STV Engineering Specialist Gives Back To ACE Mentor Program
Feb 25, 2021
As a kid growing up outside Albany, Dejana Harris, EIT, a civil engineering specialist in STV’s Transportation & Infrastructure Division in New York, loved math and science. She excelled in chemistry in high school and thought she might become a chemical engineer someday. She pictured herself in a lab coat, conducting experiments. But when she got to college, she began second guessing her chemical engineering major.
“Chemistry just got so abstract,” Harris said. “I wanted to switch to something more visual. You can see bridges and roads and buildings.”
Harris changed her major to civil engineering. Today, she is in her fourth year working at STV. And she says she has the ACE (Architecture Construction Engineering) Mentor Program to thank.

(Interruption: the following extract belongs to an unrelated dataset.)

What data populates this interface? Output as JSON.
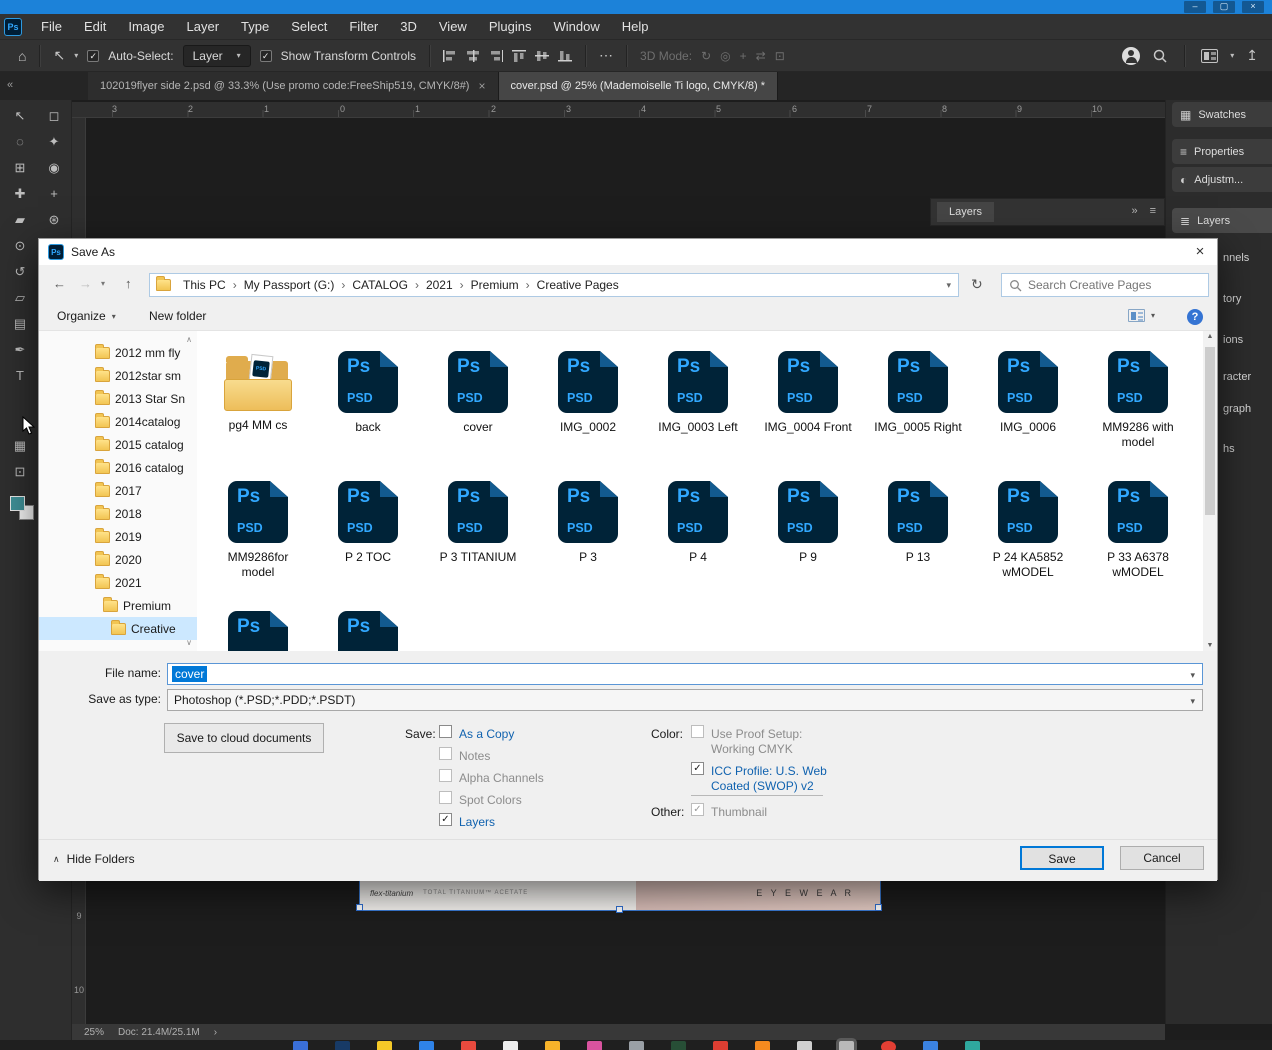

For many high school students, ACE, a free after school program that is hosted by various design and construction firms, including STV, is their introduction to a career in architecture, construction or engineering. STV’s Greater New York (GNY) Chapter team meets weekly, and each year they focus on developing a design project chosen by the students. At the end of the year, the students present their work to their families and peers.
Harris participated in ACE as a high school senior. Once at STV, she immediately signed up to become an ACE mentor herself. She now co-leads STV’s GNY team. With today being Girl Day – a worldwide campaign to engage girls in engineering that is part of the larger National Society of Professional Engineers (NSPE) Engineers Week celebration – Harris’s career arc from mentee to mentor is a perfect example of how programs like ACE can help the NSPE achieve its worthwhile mission.
“Through ACE, I learned about disciplines in engineering that I didn’t even know existed. I had no idea how many different types of engineers there were,” Dejana said. “When I ended up switching my major, I had a little bit of knowledge about each one.”
During the Covid-19 pandemic, Harris and her fellow ACE mentors are still active, meeting with students via Zoom instead of in the office.
“Being a mentor, whether through ACE or another program, is especially important today, when a lot of programs cannot continue. Giving young people opportunities to have healthy, extracurricular activity is so needed right now,” Harris said. “It is such a great feeling to know that we have had a hand in each student learning and growing.”